Our results highlight the need for multi-faceted Allied Health research capacity building programmes with strategies matched to individual, professional group, and organisation levels of the health care system. Given the enormous potential for good quality Allied Health research output, initiatives should capitalise upon known motivators to conducting research, and use evidence-based practices such as protected time and allocation of resources to overcome common barriers to research engagement in Allied Health. The steps that are being introduced at SMHS to improve Allied Health research capacity and culture include, but are not limited to: (i) providing opportunities for AHPs to get involved in research projects; (ii) optimising access to information, research education and training; (iii) developing research mentoring structures and processes; and (iv) building new collaborations and strengthening existing collaborations with academics. Steps that are under discussion are: including research in role descriptions and establishing protected time for research within work hours; establishment of research career pathways; and recruitment and recognition and of staff who engage in, lead and facilitate research.
Provenance: Externally reviewed
Ethics approval: Not required

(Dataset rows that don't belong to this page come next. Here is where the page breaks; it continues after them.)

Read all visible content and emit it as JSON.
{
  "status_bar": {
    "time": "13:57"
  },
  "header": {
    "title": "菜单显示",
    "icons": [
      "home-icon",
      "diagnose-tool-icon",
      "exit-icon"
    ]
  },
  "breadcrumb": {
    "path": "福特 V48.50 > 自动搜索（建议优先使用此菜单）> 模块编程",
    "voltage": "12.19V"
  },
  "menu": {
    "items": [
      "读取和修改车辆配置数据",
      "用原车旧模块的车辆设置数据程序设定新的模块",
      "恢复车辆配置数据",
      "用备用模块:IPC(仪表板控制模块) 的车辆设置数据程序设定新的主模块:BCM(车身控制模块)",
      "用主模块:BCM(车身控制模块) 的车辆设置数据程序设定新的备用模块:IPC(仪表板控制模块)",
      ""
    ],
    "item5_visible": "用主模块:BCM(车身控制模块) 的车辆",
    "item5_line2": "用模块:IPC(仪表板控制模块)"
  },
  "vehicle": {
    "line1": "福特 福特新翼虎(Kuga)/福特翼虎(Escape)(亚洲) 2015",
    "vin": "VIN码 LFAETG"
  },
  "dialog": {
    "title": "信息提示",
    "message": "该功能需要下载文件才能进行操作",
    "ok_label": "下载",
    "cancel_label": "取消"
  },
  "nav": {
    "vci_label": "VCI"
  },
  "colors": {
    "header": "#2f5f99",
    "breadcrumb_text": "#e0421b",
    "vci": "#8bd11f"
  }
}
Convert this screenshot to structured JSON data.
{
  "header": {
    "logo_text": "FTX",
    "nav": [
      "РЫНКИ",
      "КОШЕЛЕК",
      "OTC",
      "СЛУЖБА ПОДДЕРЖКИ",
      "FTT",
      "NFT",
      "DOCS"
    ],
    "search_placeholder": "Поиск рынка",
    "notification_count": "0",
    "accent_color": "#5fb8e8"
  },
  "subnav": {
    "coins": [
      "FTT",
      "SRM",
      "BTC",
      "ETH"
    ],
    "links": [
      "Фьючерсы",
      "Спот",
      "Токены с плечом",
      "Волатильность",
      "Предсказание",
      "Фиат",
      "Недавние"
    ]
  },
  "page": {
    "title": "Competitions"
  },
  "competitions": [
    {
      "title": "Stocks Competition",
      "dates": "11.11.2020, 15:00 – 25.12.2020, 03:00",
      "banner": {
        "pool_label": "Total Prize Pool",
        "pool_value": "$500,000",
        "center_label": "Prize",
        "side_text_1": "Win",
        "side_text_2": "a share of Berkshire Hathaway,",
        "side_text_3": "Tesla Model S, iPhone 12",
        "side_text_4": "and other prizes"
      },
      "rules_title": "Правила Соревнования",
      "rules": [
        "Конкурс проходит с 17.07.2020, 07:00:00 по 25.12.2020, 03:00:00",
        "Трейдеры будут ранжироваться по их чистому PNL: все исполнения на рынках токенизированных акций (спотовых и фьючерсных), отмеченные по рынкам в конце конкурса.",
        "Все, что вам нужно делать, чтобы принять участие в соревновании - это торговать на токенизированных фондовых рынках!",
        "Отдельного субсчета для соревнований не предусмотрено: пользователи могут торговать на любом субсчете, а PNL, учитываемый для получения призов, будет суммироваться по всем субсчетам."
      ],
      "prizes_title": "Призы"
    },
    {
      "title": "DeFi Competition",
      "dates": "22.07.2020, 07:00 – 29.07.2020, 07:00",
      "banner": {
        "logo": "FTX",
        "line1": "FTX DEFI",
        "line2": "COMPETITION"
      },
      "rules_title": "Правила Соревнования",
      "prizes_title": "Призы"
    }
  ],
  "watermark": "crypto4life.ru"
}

Corresponding author: Dr Vinicius Cavalheri, Allied Health Research Director, South Metropolitan Health Service, Locked Bag 100 PALMYRA DC, Western Australia 6961, Australia. firstname.lastname@example.org